A mob mentality in social media
Animal behavior for the most part is predictable, if not explainable. A flock of geese or sparrows redirects itself instantaneously by some collective awareness, as if the individual physical components were subordinate to a greater unifying volition. Wild buffalo were at one time so bound by their sense of herd-togetherness they could be driven by hunters to mass suicide over a cliff in South Dakota. A “murder” of crows congregates strategically to ensure the successful assassination of a rabbit nest or to drive away an invading hawk.
Scientists have given us the tools to analyze, predict, and thereby manage the environment around us, placing us firmly at the top of the food chain despite our frail, fur-less, fleshy make-up. Our own behavior, on the other hand, is not so measurable or predictable.

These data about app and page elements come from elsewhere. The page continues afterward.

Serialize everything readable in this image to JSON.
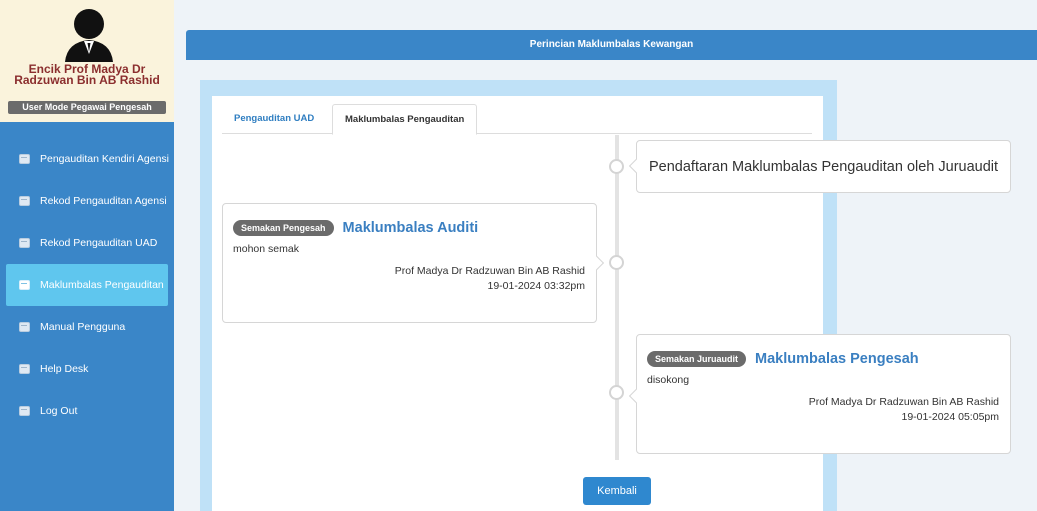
{
  "profile": {
    "name": "Encik Prof Madya Dr Radzuwan Bin AB Rashid",
    "mode": "User Mode Pegawai Pengesah"
  },
  "menu": [
    {
      "label": "Pengauditan Kendiri Agensi",
      "icon": "book-icon",
      "active": false
    },
    {
      "label": "Rekod Pengauditan Agensi",
      "icon": "book-icon",
      "active": false
    },
    {
      "label": "Rekod Pengauditan UAD",
      "icon": "book-icon",
      "active": false
    },
    {
      "label": "Maklumbalas Pengauditan",
      "icon": "book-icon",
      "active": true
    },
    {
      "label": "Manual Pengguna",
      "icon": "book-icon",
      "active": false
    },
    {
      "label": "Help Desk",
      "icon": "book-icon",
      "active": false
    },
    {
      "label": "Log Out",
      "icon": "book-icon",
      "active": false
    }
  ],
  "header": {
    "title": "Perincian Maklumbalas Kewangan"
  },
  "tabs": [
    {
      "label": "Pengauditan UAD"
    },
    {
      "label": "Maklumbalas Pengauditan"
    }
  ],
  "timeline": {
    "top": {
      "title": "Pendaftaran Maklumbalas Pengauditan oleh Juruaudit"
    },
    "left": {
      "badge": "Semakan Pengesah",
      "title": "Maklumbalas Auditi",
      "note": "mohon semak",
      "author": "Prof Madya Dr Radzuwan Bin AB Rashid",
      "datetime": "19-01-2024 03:32pm"
    },
    "right": {
      "badge": "Semakan Juruaudit",
      "title": "Maklumbalas Pengesah",
      "note": "disokong",
      "author": "Prof Madya Dr Radzuwan Bin AB Rashid",
      "datetime": "19-01-2024 05:05pm"
    }
  },
  "actions": {
    "back_label": "Kembali"
  },
  "colors": {
    "primary": "#3a86c8",
    "active": "#5fc6ee",
    "accent_title": "#3a7fc1",
    "badge": "#6b6b6b"
  }
}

Although we define ourselves as social animals, the traits of individuals vary greatly. Some choose to run with a large pack, while others — this writer included — prefer a higher degree of solitude and shun engagement with the masses.
The OBSERVER featured two stories on Sunday reminding us of the effects of group mentality. The first was about the anniversary of the Vietnam war protest at Kent State where four students were shot to death after things got out of hand and some national guardsmen overreacted. The other was Saturday’s “Fred Fest” in which hundreds of Fredonia State teenagers and young adults gathered to exercise their right to flout the law and be obnoxious.
In the first case, the congregation was drawn along the lines of the perception of injustice; despite their youth and naivety, the students at Kent were driven by a higher cause: they wanted to end the war in Vietnam. The other group was motivated by a something much less: an opportunity to display their willingness to trash property, along with their propensity for narcissism (social media posting), and an overall dull obstinance. Their collective behavior resembled that of anything from cattle to ducklings to hyenas.
Social science has devoted some research to the phenomenon of group mentality. A distilled version of the studies reveals what common sense should tell us: people behave differently when alone or in small groups than when they are assembled in large groups. The concern then is whether the collective behavior is constructive or destructive in its effect.
No doubt the enjoyment of a concert or sporting event or even a church congregation is enhanced because of the shared experience. In athletic competition there is joy in victory, and even in defeat there is the consolation of commiseration. Church people feel good as they share peaceful feelings, give to charity, or celebrate an individual whose great love conquered death. Audiences at theaters and halls are enthralled not only by the performances of artists, but also by the opportunity to feel a part of something greater than their individual selves.
The other face of large group mentality is that of an angry mob. Here individuals give themselves over to feelings of hate and revenge, targeting an individual or small group that has deviated from the norm. They justifying violence as a defense against what they perceive as a transgression or indecency that the law has failed to address. Throughout history, countless episodes of mob violence have self-ignited sporadically and have been recorded. However, if not for the emotional impact of novels and film, those small but very dark chapters might have faded into oblivion.
We are reminded in Shelley’s Frankenstein of the mercilessness of the villagers who would condemn the monster that was in truth an innocent victim of man’s over-ambition-his attempt to play God and create life. (That same theme is revisited in a less dramatic fashion in Burton’s “Edward Scissorhands”). “To Kill a Mockingbird” features the angry mob as it wants to hang Tom Robinson. In “Mississippi Burning,” the Ku Klux Klan is exposed as the most hateful and evil group in American history. And there are numerous Western films featuring a posse of ignorant, gun-toting cowboys who take the law into their own hands.
Today there is new form of mob, an insidious growth of nastiness and hate fostered by social media. The internet’s infinite supply of disinformation serves as a fountain of poison water and not only fuels the fire in those already enlisted as the devil’s advocates, but also affects millions of naive and impressionable young people who are lost, searching for meaning and mission in life.
It is not the professional media groups — those highly educated and trained journalists who in many cases risk their lives to uncover corruption and shine the light on irrefutable facts (they work for CBS, ABC, NBC, CBS, PBS and, yes, CNN) — who produce the fake news. It is social media — especially the part that promotes “alternative” facts and plausible lies—that poses the greatest danger to democracy.
The hardest part for me, and any other op-ed or commentary writer, is to know that somewhere out there at this moment some reader whose has gorged on social media duplicity is plotting something terrible. And it is not some four hundred-pound Chinaman spying on America. It is one American who has been so filled with hate and lies that he feels he must act.
Pete Howard is a Dunkirk resident, writer, musician and teacher. FOCAL Point strives to make insightful social commentary through the integration of Facts, Observations, Compassion, Awareness and Logic.